Requirement:
Set down every record below exactly as it stands, with the pictures omitted.

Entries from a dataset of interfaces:

[Start of section]

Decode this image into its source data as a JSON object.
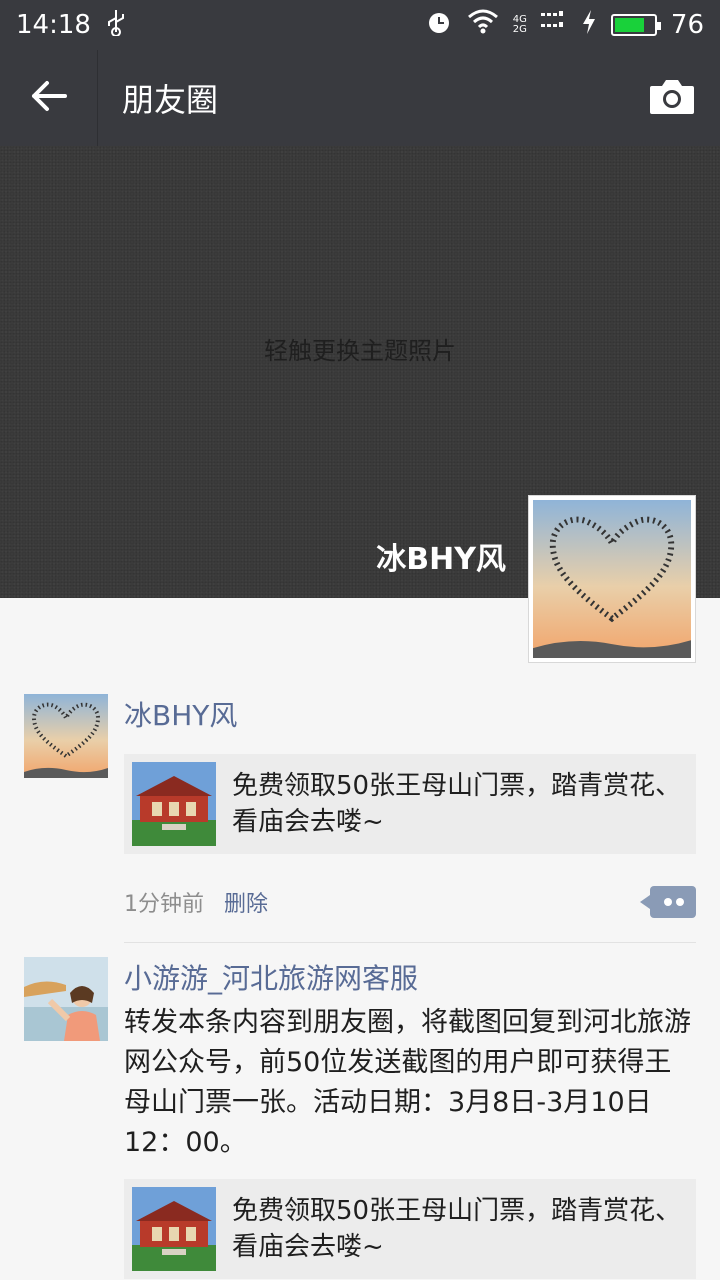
{
  "status_bar": {
    "time": "14:18",
    "battery_level": "76",
    "network_top": "4G",
    "network_bottom": "2G",
    "battery_fill_fraction": 0.76
  },
  "app_bar": {
    "title": "朋友圈"
  },
  "cover": {
    "hint": "轻触更换主题照片",
    "user_name": "冰BHY风"
  },
  "posts": [
    {
      "name": "冰BHY风",
      "text": "",
      "link_text": "免费领取50张王母山门票，踏青赏花、看庙会去喽~",
      "time": "1分钟前",
      "delete_label": "删除"
    },
    {
      "name": "小游游_河北旅游网客服",
      "text": "转发本条内容到朋友圈，将截图回复到河北旅游网公众号，前50位发送截图的用户即可获得王母山门票一张。活动日期：3月8日-3月10日12：00。",
      "link_text": "免费领取50张王母山门票，踏青赏花、看庙会去喽~"
    }
  ],
  "icons": {
    "back": "arrow-left-icon",
    "camera": "camera-icon",
    "usb": "usb-icon",
    "alarm": "alarm-icon",
    "wifi": "wifi-icon",
    "signal": "signal-icon",
    "charging": "charging-icon",
    "more": "more-icon"
  },
  "colors": {
    "bar_bg": "#393a3f",
    "name_blue": "#586b95",
    "battery_green": "#19d13a"
  }
}
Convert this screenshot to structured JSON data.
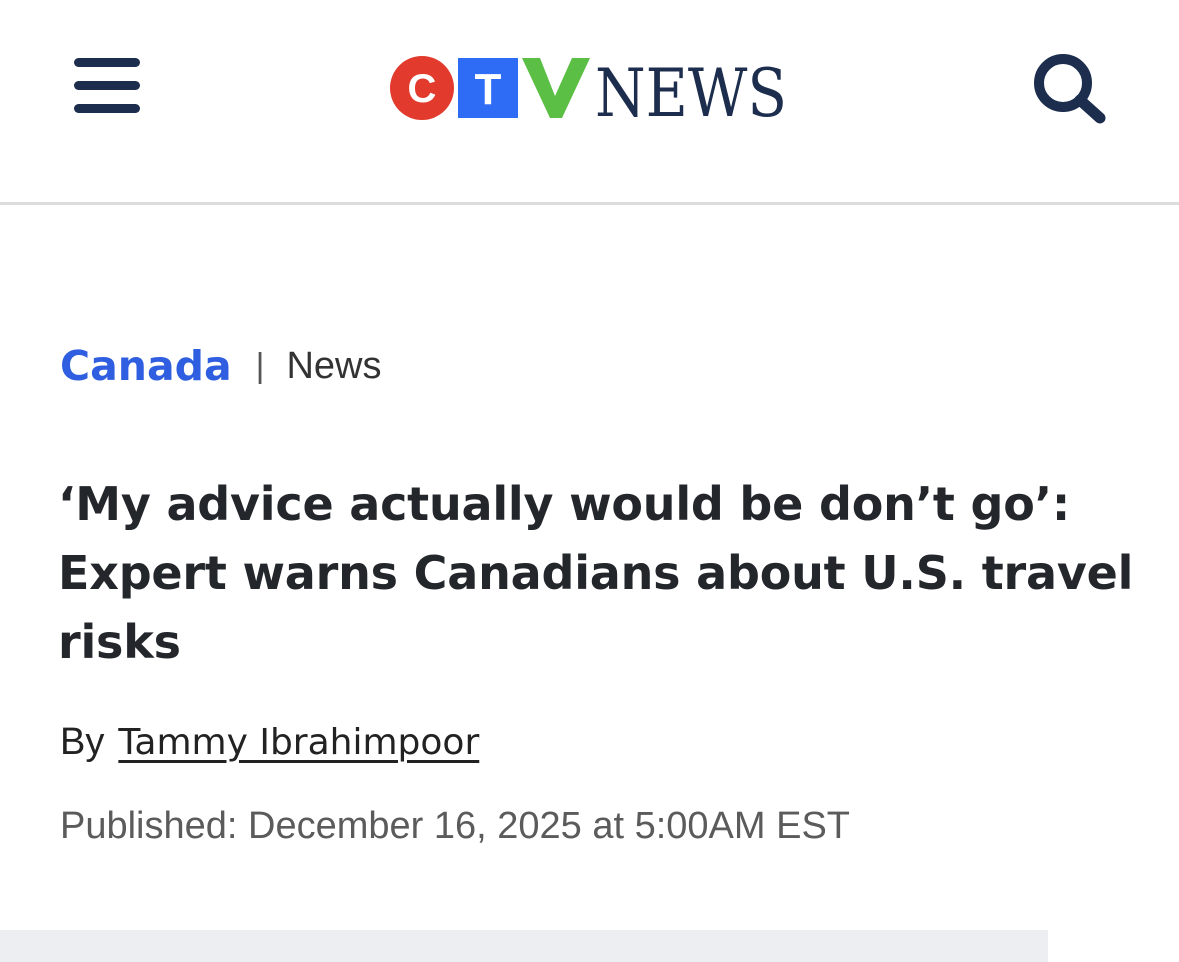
{
  "header": {
    "menu_icon": "hamburger-menu-icon",
    "logo": {
      "letters": [
        "C",
        "T",
        "V"
      ],
      "wordmark": "NEWS",
      "colors": {
        "c_circle": "#e23b2e",
        "t_square": "#2f6cf5",
        "v_check": "#5bbf45",
        "wordmark": "#1c2d4d"
      }
    },
    "search_icon": "search-icon"
  },
  "breadcrumb": {
    "section": "Canada",
    "separator": "|",
    "subsection": "News"
  },
  "article": {
    "headline": "‘My advice actually would be don’t go’: Expert warns Canadians about U.S. travel risks",
    "byline_prefix": "By",
    "author": "Tammy Ibrahimpoor",
    "published": "Published: December 16, 2025 at 5:00AM EST"
  },
  "colors": {
    "accent": "#2f5fe0",
    "navy": "#1c2d4d",
    "headline_text": "#23262b",
    "muted_text": "#5b5b5b",
    "divider": "#dcdcdc",
    "band": "#edeef2"
  }
}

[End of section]

Result of this task:
Decode this image into its source data as a JSON object.
{
  "status_bar": {
    "time": "14:18",
    "battery_level": "76",
    "network_top": "4G",
    "network_bottom": "2G",
    "battery_fill_fraction": 0.76
  },
  "app_bar": {
    "title": "朋友圈"
  },
  "cover": {
    "hint": "轻触更换主题照片",
    "user_name": "冰BHY风"
  },
  "posts": [
    {
      "name": "冰BHY风",
      "text": "",
      "link_text": "免费领取50张王母山门票，踏青赏花、看庙会去喽~",
      "time": "1分钟前",
      "delete_label": "删除"
    },
    {
      "name": "小游游_河北旅游网客服",
      "text": "转发本条内容到朋友圈，将截图回复到河北旅游网公众号，前50位发送截图的用户即可获得王母山门票一张。活动日期：3月8日-3月10日12：00。",
      "link_text": "免费领取50张王母山门票，踏青赏花、看庙会去喽~"
    }
  ],
  "icons": {
    "back": "arrow-left-icon",
    "camera": "camera-icon",
    "usb": "usb-icon",
    "alarm": "alarm-icon",
    "wifi": "wifi-icon",
    "signal": "signal-icon",
    "charging": "charging-icon",
    "more": "more-icon"
  },
  "colors": {
    "bar_bg": "#393a3f",
    "name_blue": "#586b95",
    "battery_green": "#19d13a"
  }
}
Convert this screenshot to structured JSON data.
{
  "header": {
    "menu_icon": "hamburger-menu-icon",
    "logo": {
      "letters": [
        "C",
        "T",
        "V"
      ],
      "wordmark": "NEWS",
      "colors": {
        "c_circle": "#e23b2e",
        "t_square": "#2f6cf5",
        "v_check": "#5bbf45",
        "wordmark": "#1c2d4d"
      }
    },
    "search_icon": "search-icon"
  },
  "breadcrumb": {
    "section": "Canada",
    "separator": "|",
    "subsection": "News"
  },
  "article": {
    "headline": "‘My advice actually would be don’t go’: Expert warns Canadians about U.S. travel risks",
    "byline_prefix": "By",
    "author": "Tammy Ibrahimpoor",
    "published": "Published: December 16, 2025 at 5:00AM EST"
  },
  "colors": {
    "accent": "#2f5fe0",
    "navy": "#1c2d4d",
    "headline_text": "#23262b",
    "muted_text": "#5b5b5b",
    "divider": "#dcdcdc",
    "band": "#edeef2"
  }
}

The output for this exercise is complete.